Tip #297- Preparing for Emergencies - Part 5 - We've discussed financial, job loss, and health-related emergencies in Parts, 2, 3, and 4, of this series. . Today we're going to discuss natural or large-scale community emergencies. One area of our lives that we have little control over is weather or wide-scale emergencies. They come in the form of hurricanes, earthquakes, tornaadoes, and terrorism. When they hit, the whole community is often going through the same emergency as you. Unlike with the other emergencies we mentioned - job loss, health issues, and large expenses when there are other people around you who are living their lives ordinarily and can stip in to help - in this type of emergecny, most everyone around you is in the same circumstances. Most likely, the only thing that will help is having prepared in advance.
What are the types of things you can do to prepare for this type of emergency? First, try to figure out what is the most typical emergency that could happen based on where you live? If you live in Kansas, a tornado would be a common possibility. If you live in Florida, a hurricane would me the msot likely. While things are calm, plan an emergency preparedness kit. For example, if you live in Florida, have hurricane shutters installed on your windows or have wood boards sized to your windows for your use. Keep your gas tank full from August until November so you can get out of town without stopping or waiting in long gas lines. Keep gallon bottles of water in your hosue. Have flashlights ready and batteries charged or new in the package. Keep packaged food that you can take with you if you need to leave or if you lose power, if you decided to stay. Have a plan on where you would go if a hurricane hits - Aunt Sue's in the northern part of the state or a hotl in Georgia? Most people will be scrambling once they hear the news of a hurricane coming on the television.

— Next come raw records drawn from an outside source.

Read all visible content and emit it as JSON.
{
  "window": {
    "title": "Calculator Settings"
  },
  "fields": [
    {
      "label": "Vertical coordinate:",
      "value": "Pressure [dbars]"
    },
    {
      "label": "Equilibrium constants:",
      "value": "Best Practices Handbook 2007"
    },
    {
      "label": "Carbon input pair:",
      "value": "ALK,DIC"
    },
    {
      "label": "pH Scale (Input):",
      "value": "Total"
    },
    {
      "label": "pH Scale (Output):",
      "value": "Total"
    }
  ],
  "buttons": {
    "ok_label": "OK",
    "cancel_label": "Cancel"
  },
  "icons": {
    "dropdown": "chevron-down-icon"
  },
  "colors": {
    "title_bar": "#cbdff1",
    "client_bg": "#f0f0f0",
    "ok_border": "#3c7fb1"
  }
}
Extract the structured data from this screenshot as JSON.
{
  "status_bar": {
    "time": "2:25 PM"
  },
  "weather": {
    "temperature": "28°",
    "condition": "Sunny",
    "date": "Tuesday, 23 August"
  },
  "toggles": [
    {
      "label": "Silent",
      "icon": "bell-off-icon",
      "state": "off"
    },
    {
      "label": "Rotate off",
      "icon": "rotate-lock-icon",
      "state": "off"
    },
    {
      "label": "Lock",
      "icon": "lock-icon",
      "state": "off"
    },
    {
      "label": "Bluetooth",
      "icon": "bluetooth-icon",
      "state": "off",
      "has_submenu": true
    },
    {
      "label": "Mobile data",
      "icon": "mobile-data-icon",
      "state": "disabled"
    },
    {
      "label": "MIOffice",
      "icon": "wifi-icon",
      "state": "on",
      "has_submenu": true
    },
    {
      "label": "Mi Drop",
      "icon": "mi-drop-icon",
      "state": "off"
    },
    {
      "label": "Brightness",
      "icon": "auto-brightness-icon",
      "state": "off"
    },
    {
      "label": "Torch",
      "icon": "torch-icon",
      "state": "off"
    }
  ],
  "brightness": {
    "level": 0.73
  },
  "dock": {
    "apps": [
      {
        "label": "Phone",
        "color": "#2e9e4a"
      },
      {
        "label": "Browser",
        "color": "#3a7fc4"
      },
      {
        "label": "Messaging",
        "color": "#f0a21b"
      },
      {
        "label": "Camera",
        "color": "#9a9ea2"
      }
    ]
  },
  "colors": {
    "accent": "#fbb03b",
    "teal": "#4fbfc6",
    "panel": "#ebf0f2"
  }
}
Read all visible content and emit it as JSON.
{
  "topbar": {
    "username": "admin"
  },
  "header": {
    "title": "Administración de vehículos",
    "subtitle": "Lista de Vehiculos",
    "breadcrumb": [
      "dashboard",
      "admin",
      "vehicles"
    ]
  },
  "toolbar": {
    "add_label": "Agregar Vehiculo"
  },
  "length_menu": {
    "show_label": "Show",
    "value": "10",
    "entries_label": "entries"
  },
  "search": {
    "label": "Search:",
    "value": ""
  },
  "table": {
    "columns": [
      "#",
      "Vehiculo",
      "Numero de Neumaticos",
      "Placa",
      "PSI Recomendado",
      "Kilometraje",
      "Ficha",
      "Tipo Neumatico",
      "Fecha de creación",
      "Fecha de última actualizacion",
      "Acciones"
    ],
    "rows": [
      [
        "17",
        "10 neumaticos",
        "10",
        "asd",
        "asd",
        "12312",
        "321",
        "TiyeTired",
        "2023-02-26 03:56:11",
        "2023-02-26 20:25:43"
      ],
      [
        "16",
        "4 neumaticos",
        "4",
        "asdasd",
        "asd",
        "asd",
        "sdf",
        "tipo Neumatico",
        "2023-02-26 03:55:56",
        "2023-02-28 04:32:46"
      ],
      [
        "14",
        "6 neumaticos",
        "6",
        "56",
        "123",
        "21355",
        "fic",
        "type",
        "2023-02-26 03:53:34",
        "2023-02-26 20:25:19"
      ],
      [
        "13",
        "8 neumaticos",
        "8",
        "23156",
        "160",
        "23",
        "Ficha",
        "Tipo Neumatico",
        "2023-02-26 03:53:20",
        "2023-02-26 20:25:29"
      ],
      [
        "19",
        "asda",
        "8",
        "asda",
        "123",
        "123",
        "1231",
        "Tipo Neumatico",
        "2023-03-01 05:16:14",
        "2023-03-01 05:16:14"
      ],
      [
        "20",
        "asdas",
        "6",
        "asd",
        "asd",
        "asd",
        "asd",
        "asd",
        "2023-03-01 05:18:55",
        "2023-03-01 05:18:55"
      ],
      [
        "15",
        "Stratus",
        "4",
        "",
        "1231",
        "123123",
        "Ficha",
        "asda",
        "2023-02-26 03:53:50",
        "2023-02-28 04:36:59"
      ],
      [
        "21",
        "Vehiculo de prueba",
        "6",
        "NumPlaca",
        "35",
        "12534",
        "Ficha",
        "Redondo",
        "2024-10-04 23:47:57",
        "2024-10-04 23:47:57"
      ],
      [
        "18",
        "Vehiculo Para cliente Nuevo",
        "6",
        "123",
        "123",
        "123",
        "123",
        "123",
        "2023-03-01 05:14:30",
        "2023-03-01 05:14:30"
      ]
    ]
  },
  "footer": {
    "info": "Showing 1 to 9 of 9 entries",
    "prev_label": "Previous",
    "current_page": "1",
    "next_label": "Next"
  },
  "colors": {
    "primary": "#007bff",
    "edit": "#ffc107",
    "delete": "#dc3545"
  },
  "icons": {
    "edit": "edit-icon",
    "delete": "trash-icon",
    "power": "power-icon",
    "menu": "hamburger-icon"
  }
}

By being prepared, you can be one step ahead of the rest of the community who are in need of necessities or are fleeing. Also, having these things in place before the emergency strikes assures you that you will not be paying top dollar for necessities, and the cost will have already been mostly spent and spread out. If you have to flee, the hotel and food costs while you are away can fall under your emergency fund. The more prepared you are in advance, the less impact you will have of the emergency.
IRL - We often think of Mother Nature-type emergencies as very infrequent events. But, in reality, depending on where you live they can happen more often. Even if they don't turn out to be as devastating as Hurricane Katrina, we are often in emergency mode before we know the extent of the impact. In the past 15 years alone, I have dealt with two hurricanes, 9/11, and some smaller-type emergencies such as a flea infestation, and sniper attacks in our city. While none of them left me homeless, each of them caused extra expenses, sudden change of plans, and had emotional consequences.

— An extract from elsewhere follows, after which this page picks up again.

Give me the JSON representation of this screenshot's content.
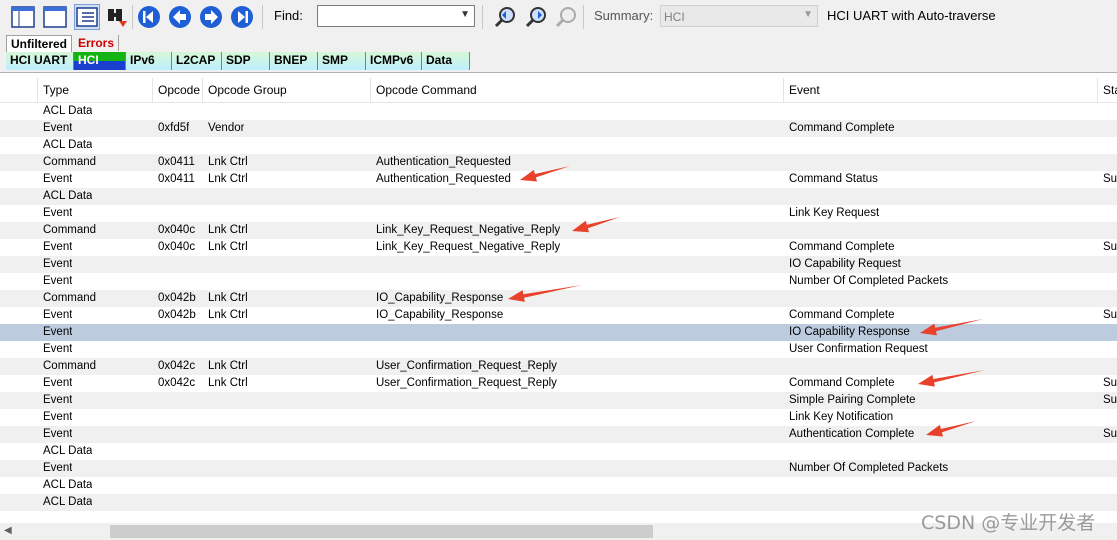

One hurricane happened while we were visiting in Florida. After a hasty packing job and closing of hurricane shutters, we needed to get home to Virginia. We had tickets to return home on the Auto Train, but with a hurricane forecast, the train was cancelled. We suddenly had to drive home, along with the thousands of other people escaping South Florida. What is normally a 5-hour ride became 9 hours. Looking for gas on the overpacked highways became a search in futility. Using our cell phone, we were able to call ahead to hotels in Georgia for a place to stay. And luckily we made it out of the path of the storm. While it wasn't as devastating as other hurricanes, it caused a lot of damage to our condo community. Some buildings were left without electricity and roofs, while others, including ours, were spared. But trees had to be replaced, condo and isnruance fees went up, so we paid for the mess for years afterwards.
The other hurricane, Hurricane Isabel happened in Virginia. It totally flooded our basement because the electricity went out and our sump pump stopped working. We had just months earlier put down brand new carpeting that needed to be replaced. A huge tree fell in our backyard in the storm, too. We were without electricity for just about half-a-day, while friends of ours were without it for 3 days! We had carpeting costs, tree removal costs, stump-grinding costs, cleanup costs, last-minute pay-whatever-they're-asking costs, in addition to the emotional upheaval it caused our family. We ultimately bought a battery-backup sump pump and a generator as a result of that storm so we could be prepared for the next one.
Living in the DC metropolitan area on 9/11/2001 was an emotional time. On top of that, I was 7 months pregnant. Nothing could prepare anyone emotionally for that tragedy. As a result, though, a lot of people came up with disaster preparedness plans - for when the unthinkable happens. My good friends wrote out a plan about how if something similar happened, they would meet up at their church, with her husband walking from work to get there. Our county came up with brochures on what do if tragedy strikes close to home.
While we never can be fully prepared for anything that Mother Nature or an enemy throws at us, we can definitely take some steps to ease the effect the destruction places on us. Having money in an emergency fundy is one large step toward that goal.